The Z8 stays truest to the ideal of a roadster. While its cousins add touches of German aggression to satisfy the 'must be a BMW' criteria, the Z8 is smooth and sleek. Everything's a curve. The chrome wing mirrors have fallen out of another era. A better era.
The kidney grills don't jump out to define the Z8 as a BMW. They're stretched almost beyond recognition, into an MGB-esque mouth. The headlights climb around the corners of the nose like an E-Type. It's a very elegant face indeed.
Also, the slits calling themselves rear lights, license plate recess and generally smooth, rounded back end work together to remind me of Snorlax, easily the most lovable of all the fat Pokémon.
There's a lot about the E85 Z4 that feels like an homage to great roadsters of the past. The ridge arching over the front wheels and the bulging hood hint at the classy roadsters of the '50s. Squint really hard and you might even see an XK140 hiding in those lines. To reel all that class back in with a little cuteness, the trim curving upwards in front of the door gets you thinking of the Sprite.
To keep things feeling modern, the arch of the rear spoiler and rounded taillights are a more restrained take on the Elise. There's still something in the sharp angles of the headlights that adds a little harsh Germanness to the whole car, and it's more substantial than the Z3, but it's still a great example of what a roadster can be.
On a personal level, this is my least favorite Z design. It just isn't pretty. Not roadster pretty, at least. The front two-thirds basically just look like a 3 Series, and while there's nothing inherently wrong with it, roadster's aren't supposed to look like E90s. They're supposed to be smooth and sleek and pretty. This one's too mean to be pretty.
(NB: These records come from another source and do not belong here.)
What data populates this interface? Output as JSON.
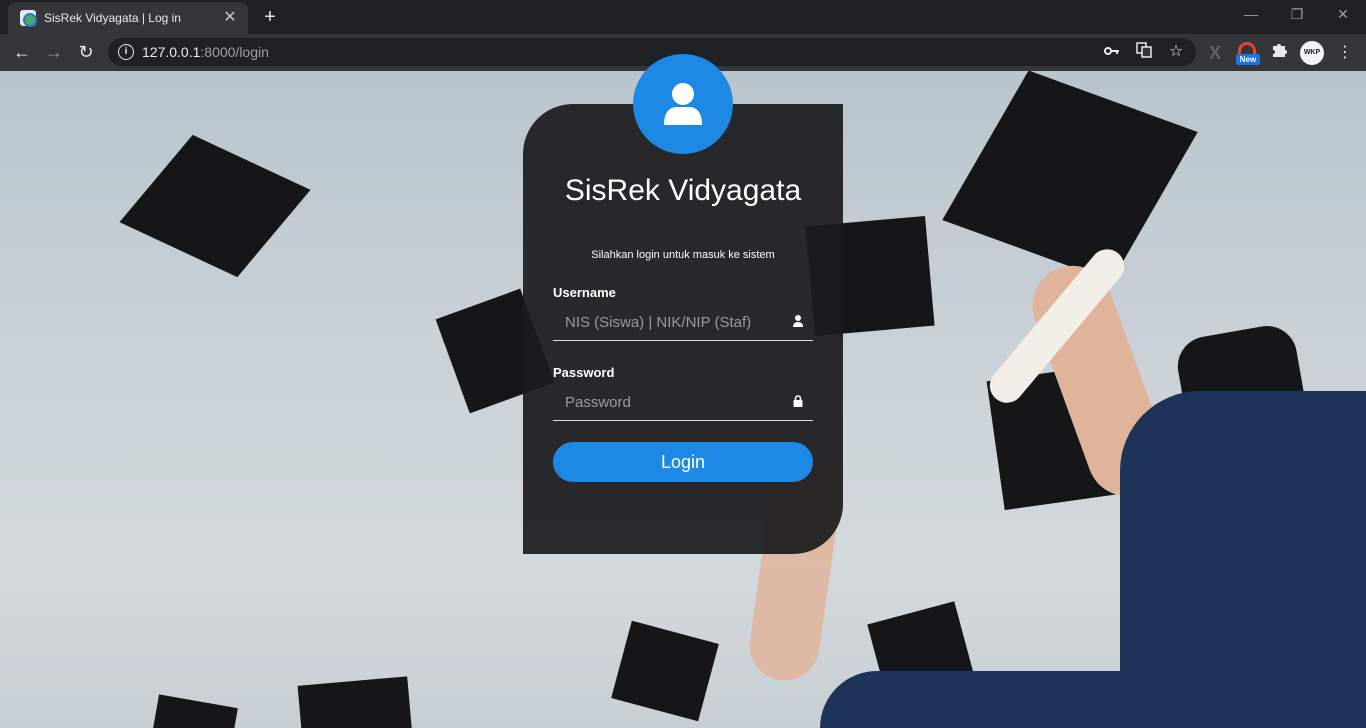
{
  "browser": {
    "tab_title": "SisRek Vidyagata | Log in",
    "tab_close": "✕",
    "new_tab": "+",
    "window_controls": {
      "minimize": "—",
      "maximize": "❐",
      "close": "✕"
    },
    "nav": {
      "back": "←",
      "forward": "→",
      "reload": "↻"
    },
    "url_host": "127.0.0.1",
    "url_path": ":8000/login",
    "extensions": {
      "x_ext": "X",
      "new_badge": "New",
      "profile": "WKP",
      "menu": "⋮"
    }
  },
  "login": {
    "title": "SisRek Vidyagata",
    "subtitle": "Silahkan login untuk masuk ke sistem",
    "username_label": "Username",
    "username_placeholder": "NIS (Siswa) | NIK/NIP (Staf)",
    "password_label": "Password",
    "password_placeholder": "Password",
    "login_button": "Login"
  },
  "colors": {
    "accent": "#1e88e5",
    "card_bg": "#1c1c1e",
    "chrome_dark": "#202124",
    "chrome_toolbar": "#35363a"
  },
  "icons": [
    "favicon-icon",
    "close-icon",
    "plus-icon",
    "back-icon",
    "forward-icon",
    "reload-icon",
    "info-icon",
    "key-icon",
    "translate-icon",
    "star-icon",
    "extension-icon",
    "puzzle-icon",
    "kebab-menu-icon",
    "user-icon",
    "lock-icon"
  ]
}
But there is a saving grace, because the E89 is ever so slightly British -- stick with me here, because the more you think about it, the more right you'll realize I am. Angular, trapezoid headlights with a low grill stretched between them. Long channels and ridges across the hood and along the length of the car. The 2009 Z4 design aesthetic is "expressive interpretation of the Austin Montego." Maybe.
It's nice to know BMW still paying attention to what's going on in the British design scene, because the new Z4 pretty much just looks like the mean average of every Aston Martin since the DB9.
But perhaps you've noticed that Aston Martin hasn't really been producing many roadsters, and the one they have—the Vantage—is noticeably softer than the more aggressive-looking Vanquish and DB11. It's the latter two, though, that have the most in common with the Z4.
That's the problem. The new Z4 is definitely a prettier car than its predecessor, and it's an absolutely striking machine. But it feels more like a GT. When are BMW going to drop the aggressive design language for a moment and give us another real, pretty roadster?
The full Britishness ranking:
- Z8 (2008)
- Z4 (2002)
- Z4 (2019)
- Z1 (1989)
- Z9 (1999)
- Z4 (2009)
- Z3 (1995)